## Dataset records:
=== Section Start ===

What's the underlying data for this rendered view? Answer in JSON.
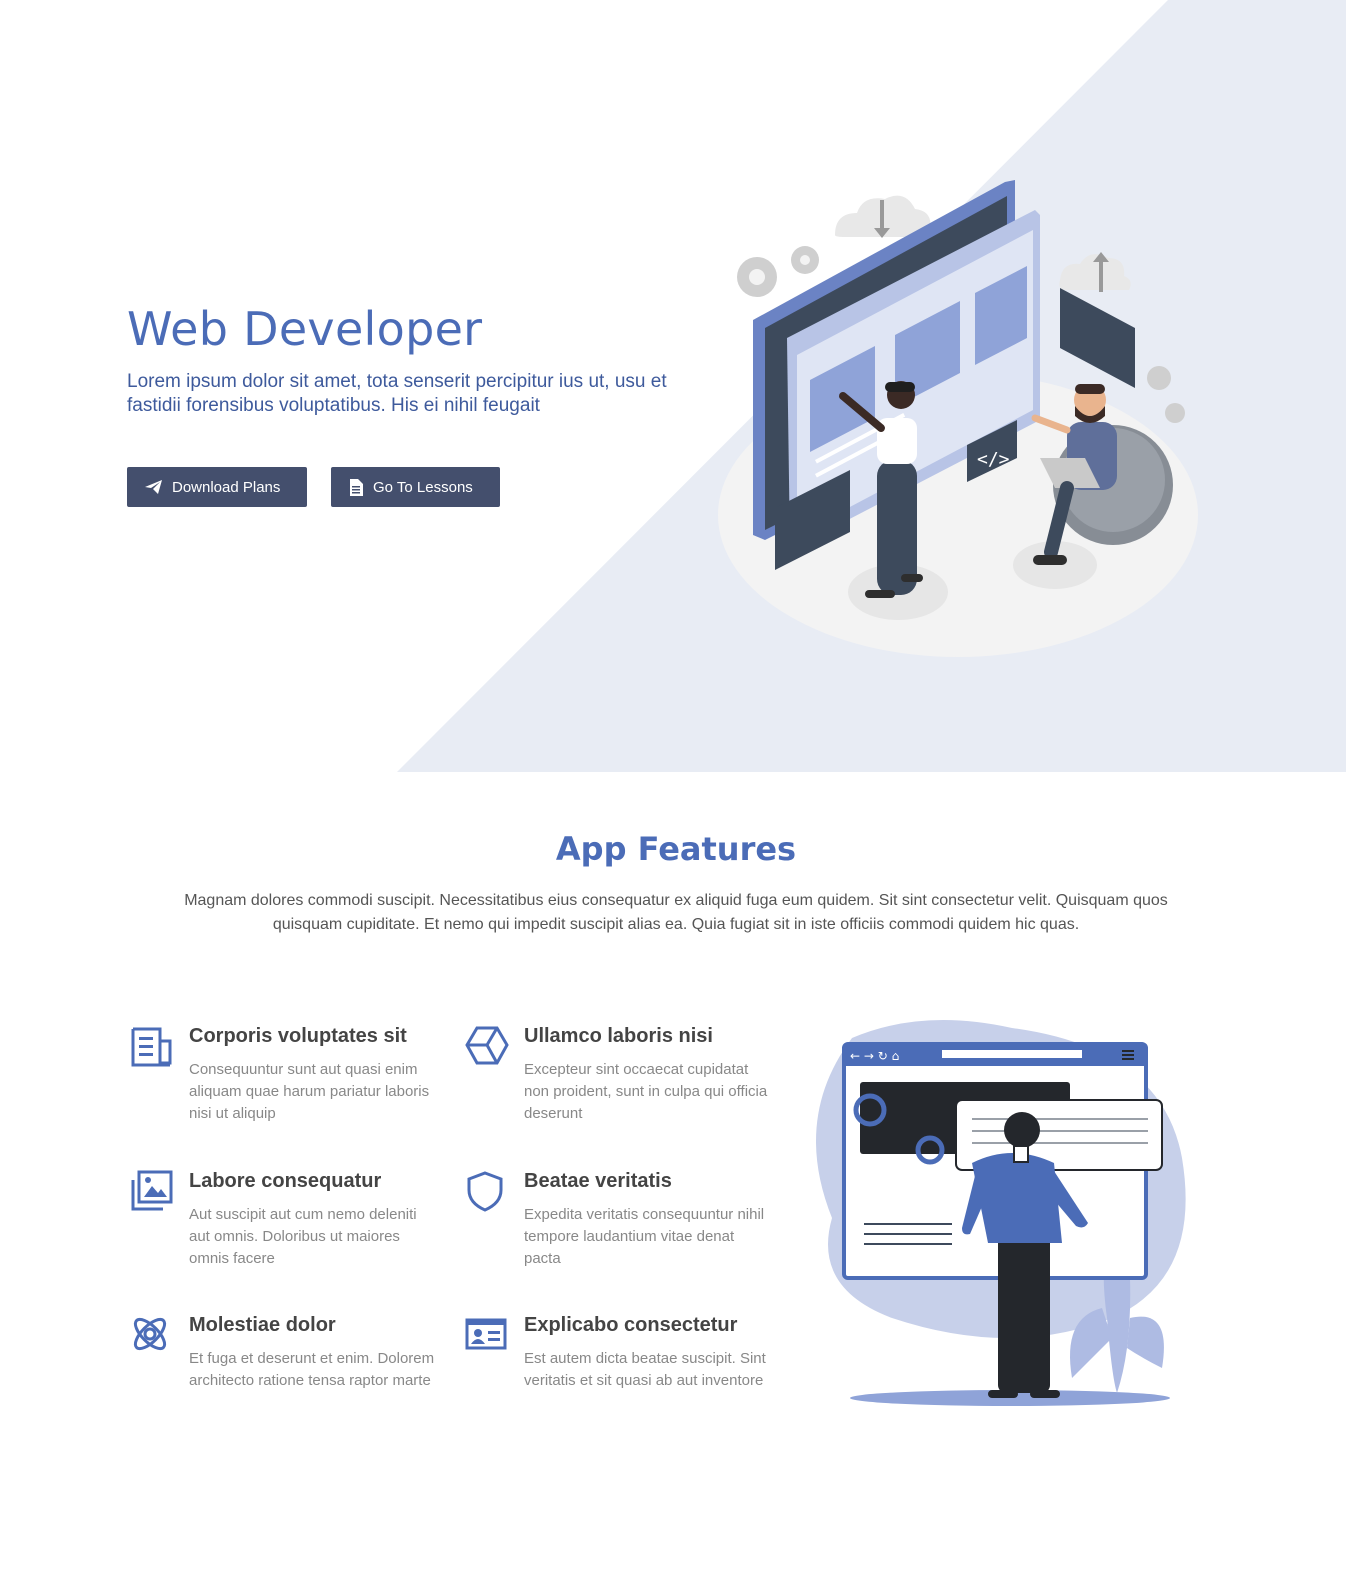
{
  "hero": {
    "title": "Web Developer",
    "subtitle": "Lorem ipsum dolor sit amet, tota senserit percipitur ius ut, usu et fastidii forensibus voluptatibus. His ei nihil feugait",
    "buttons": [
      {
        "label": "Download Plans",
        "icon": "paper-plane-icon"
      },
      {
        "label": "Go To Lessons",
        "icon": "document-icon"
      }
    ],
    "illustration": "web-developer-illustration"
  },
  "features": {
    "title": "App Features",
    "description": "Magnam dolores commodi suscipit. Necessitatibus eius consequatur ex aliquid fuga eum quidem. Sit sint consectetur velit. Quisquam quos quisquam cupiditate. Et nemo qui impedit suscipit alias ea. Quia fugiat sit in iste officiis commodi quidem hic quas.",
    "items": [
      {
        "title": "Corporis voluptates sit",
        "text": "Consequuntur sunt aut quasi enim aliquam quae harum pariatur laboris nisi ut aliquip",
        "icon": "newspaper-icon"
      },
      {
        "title": "Ullamco laboris nisi",
        "text": "Excepteur sint occaecat cupidatat non proident, sunt in culpa qui officia deserunt",
        "icon": "hexagon-box-icon"
      },
      {
        "title": "Labore consequatur",
        "text": "Aut suscipit aut cum nemo deleniti aut omnis. Doloribus ut maiores omnis facere",
        "icon": "images-icon"
      },
      {
        "title": "Beatae veritatis",
        "text": "Expedita veritatis consequuntur nihil tempore laudantium vitae denat pacta",
        "icon": "shield-icon"
      },
      {
        "title": "Molestiae dolor",
        "text": "Et fuga et deserunt et enim. Dolorem architecto ratione tensa raptor marte",
        "icon": "atom-icon"
      },
      {
        "title": "Explicabo consectetur",
        "text": "Est autem dicta beatae suscipit. Sint veritatis et sit quasi ab aut inventore",
        "icon": "id-card-icon"
      }
    ],
    "illustration": "browser-user-illustration"
  },
  "colors": {
    "accent": "#4b6cb7",
    "button": "#444f6d",
    "hero_bg": "#e8ecf4",
    "text_muted": "#888888"
  }
}
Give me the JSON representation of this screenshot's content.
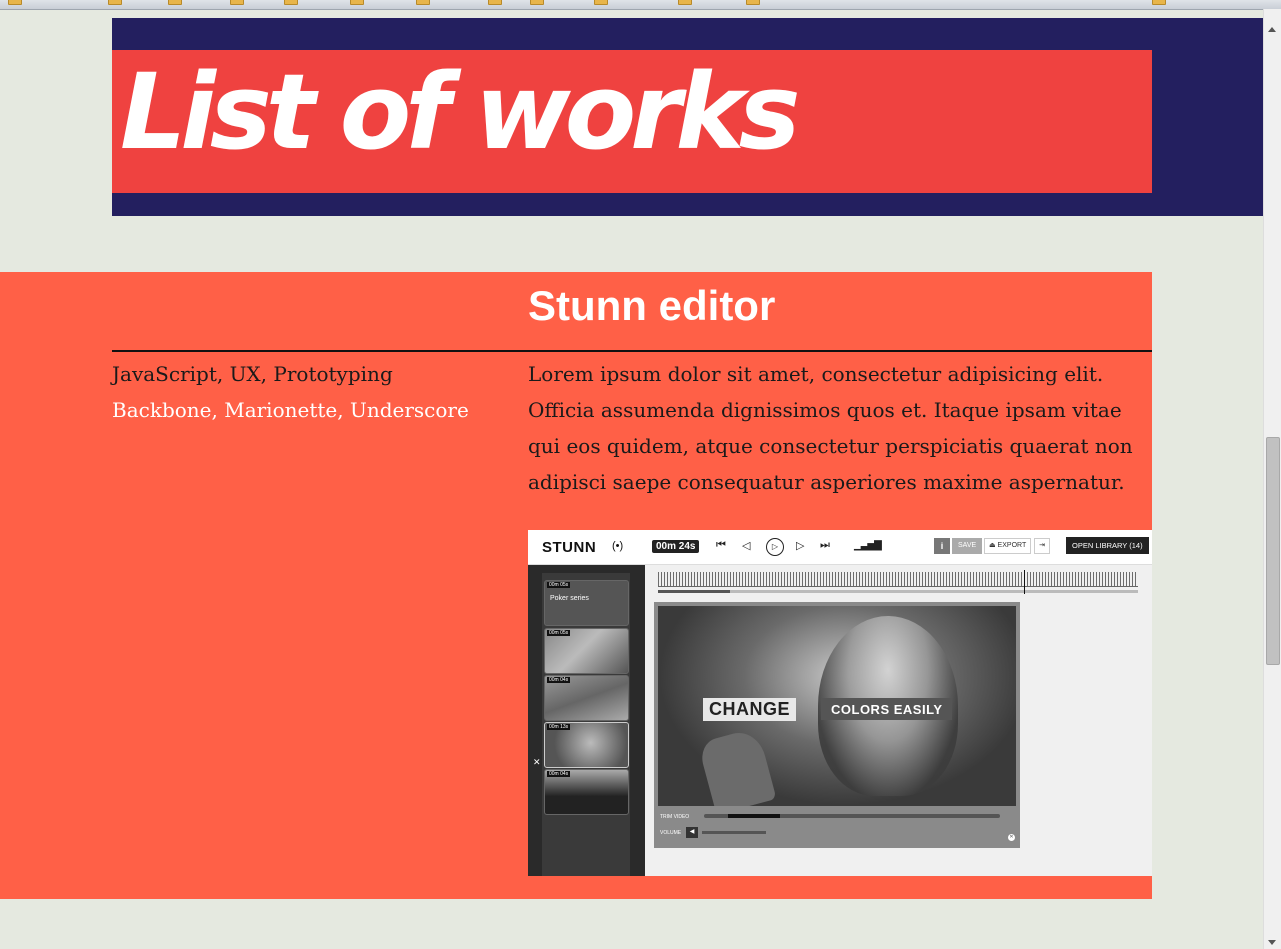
{
  "header": {
    "title": "List of works"
  },
  "project": {
    "title": "Stunn editor",
    "skills": "JavaScript, UX, Prototyping",
    "libraries": "Backbone, Marionette, Underscore",
    "description": "Lorem ipsum dolor sit amet, consectetur adipisicing elit. Officia assumenda dignissimos quos et. Itaque ipsam vitae qui eos quidem, atque consectetur perspiciatis quaerat non adipisci saepe consequatur asperiores maxime aspernatur."
  },
  "screenshot": {
    "brand": "STUNN",
    "duration": "00m 24s",
    "toolbar": {
      "info": "i",
      "save": "SAVE",
      "export": "⏏ EXPORT",
      "open_library": "OPEN LIBRARY (14)"
    },
    "clips": [
      {
        "time": "00m 05s",
        "name": "Poker series"
      },
      {
        "time": "00m 05s",
        "name": ""
      },
      {
        "time": "00m 04s",
        "name": ""
      },
      {
        "time": "00m 13s",
        "name": ""
      },
      {
        "time": "00m 04s",
        "name": ""
      }
    ],
    "captions": {
      "left": "CHANGE",
      "right": "COLORS EASILY"
    },
    "controls": {
      "trim": "TRIM VIDEO",
      "volume": "VOLUME"
    }
  },
  "colors": {
    "page_bg": "#e5e9e0",
    "navy": "#231f5f",
    "red": "#ef4240",
    "coral": "#ff6047"
  }
}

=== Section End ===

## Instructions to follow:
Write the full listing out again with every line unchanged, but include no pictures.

## Reply:
What's the underlying data for this rendered view? Answer in JSON.
{
  "hero": {
    "title": "Web Developer",
    "subtitle": "Lorem ipsum dolor sit amet, tota senserit percipitur ius ut, usu et fastidii forensibus voluptatibus. His ei nihil feugait",
    "buttons": [
      {
        "label": "Download Plans",
        "icon": "paper-plane-icon"
      },
      {
        "label": "Go To Lessons",
        "icon": "document-icon"
      }
    ],
    "illustration": "web-developer-illustration"
  },
  "features": {
    "title": "App Features",
    "description": "Magnam dolores commodi suscipit. Necessitatibus eius consequatur ex aliquid fuga eum quidem. Sit sint consectetur velit. Quisquam quos quisquam cupiditate. Et nemo qui impedit suscipit alias ea. Quia fugiat sit in iste officiis commodi quidem hic quas.",
    "items": [
      {
        "title": "Corporis voluptates sit",
        "text": "Consequuntur sunt aut quasi enim aliquam quae harum pariatur laboris nisi ut aliquip",
        "icon": "newspaper-icon"
      },
      {
        "title": "Ullamco laboris nisi",
        "text": "Excepteur sint occaecat cupidatat non proident, sunt in culpa qui officia deserunt",
        "icon": "hexagon-box-icon"
      },
      {
        "title": "Labore consequatur",
        "text": "Aut suscipit aut cum nemo deleniti aut omnis. Doloribus ut maiores omnis facere",
        "icon": "images-icon"
      },
      {
        "title": "Beatae veritatis",
        "text": "Expedita veritatis consequuntur nihil tempore laudantium vitae denat pacta",
        "icon": "shield-icon"
      },
      {
        "title": "Molestiae dolor",
        "text": "Et fuga et deserunt et enim. Dolorem architecto ratione tensa raptor marte",
        "icon": "atom-icon"
      },
      {
        "title": "Explicabo consectetur",
        "text": "Est autem dicta beatae suscipit. Sint veritatis et sit quasi ab aut inventore",
        "icon": "id-card-icon"
      }
    ],
    "illustration": "browser-user-illustration"
  },
  "colors": {
    "accent": "#4b6cb7",
    "button": "#444f6d",
    "hero_bg": "#e8ecf4",
    "text_muted": "#888888"
  }
}
Give me the JSON representation of this screenshot's content.
{
  "header": {
    "title": "List of works"
  },
  "project": {
    "title": "Stunn editor",
    "skills": "JavaScript, UX, Prototyping",
    "libraries": "Backbone, Marionette, Underscore",
    "description": "Lorem ipsum dolor sit amet, consectetur adipisicing elit. Officia assumenda dignissimos quos et. Itaque ipsam vitae qui eos quidem, atque consectetur perspiciatis quaerat non adipisci saepe consequatur asperiores maxime aspernatur."
  },
  "screenshot": {
    "brand": "STUNN",
    "duration": "00m 24s",
    "toolbar": {
      "info": "i",
      "save": "SAVE",
      "export": "⏏ EXPORT",
      "open_library": "OPEN LIBRARY (14)"
    },
    "clips": [
      {
        "time": "00m 05s",
        "name": "Poker series"
      },
      {
        "time": "00m 05s",
        "name": ""
      },
      {
        "time": "00m 04s",
        "name": ""
      },
      {
        "time": "00m 13s",
        "name": ""
      },
      {
        "time": "00m 04s",
        "name": ""
      }
    ],
    "captions": {
      "left": "CHANGE",
      "right": "COLORS EASILY"
    },
    "controls": {
      "trim": "TRIM VIDEO",
      "volume": "VOLUME"
    }
  },
  "colors": {
    "page_bg": "#e5e9e0",
    "navy": "#231f5f",
    "red": "#ef4240",
    "coral": "#ff6047"
  }
}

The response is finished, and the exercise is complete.